Hawaii public schools ended its academic year last week after completing months of distance learning due to the COVID-19 pandemic. DOE estimated that it has served about 23,500 meals a day at 74 schools across the state.

However, beginning in the summer, the number of sites drops to 51 schools while some are also transitioning to lunch-only service.

The 51 sites represent a decrease from the 71 food sites offered last summer.

Randall Tanaka, DOE facilities and operations assistant superintendent, said the decrease in sites are due to a lack of staff available to handout meals.

Over the past few months, teachers, administrative staff, principals and vice principals have been volunteering at their schools to provide the grab n’ go service.

“These guys have been running pretty hard. They got to go back and do their duties,” Tanaka said. “We began to see some decline in some areas for breakfast and some areas for lunch. With the multitude of other feeding opportunities where people can get food, we began to see this decline.”

However, Nicole Woo, a senior policy analyst with the Hawaii Appleseed Center for Economic Law and Justice, an advocacy nonprofit, worries that other community groups may not be around this summer to pick up the slack.

“There are some summer service programs that are going to be serving kids, but we have heard that some have decided they’re not going to come back this summer,” she said.

“There might be fears about safety due to the virus, they’re not having their summer program or they just are struggling in the pandemic just to have their operations running at all . . . right now the community is struggling just as much as the schools are.”

Woo explained that during the normal school year, about 60,000 to 65,000 students receive free or reduced lunch. She suspects that number will grow due to the financial impacts on families of COVID-19.

Tanaka hopes that the summer program can scale up from the planned 51 sites. He noted that when the grab ‘n go sites initially started in March, DOE increased the number of locations from 46 to 74.

Takana is looking for solutions to the staffing problem such as employing recent graduates looking for summer jobs.

“But it’s an escalation of cost, and if I pay site “A,” it has to be fair to the other 50 sites that we have,” he said. “Still working on that.”
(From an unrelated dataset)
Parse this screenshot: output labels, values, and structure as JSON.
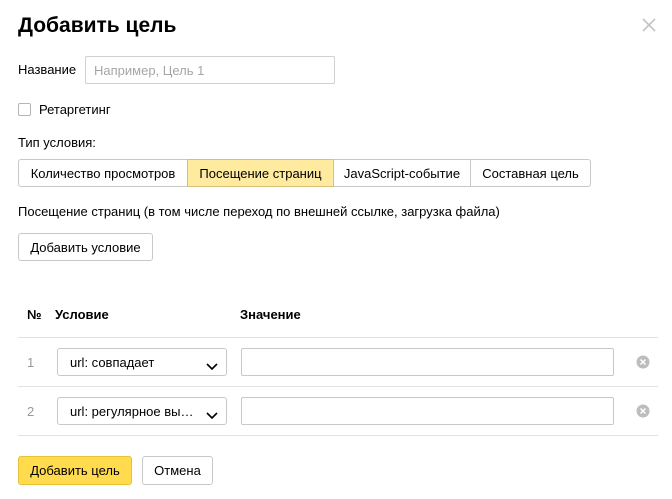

In the meantime, the DOE is trying to target areas with the highest need, and find more non-perishable options to supply students with breakfast at the lunch-only sites.

Parents and students can go to to see which schools are still offering meals.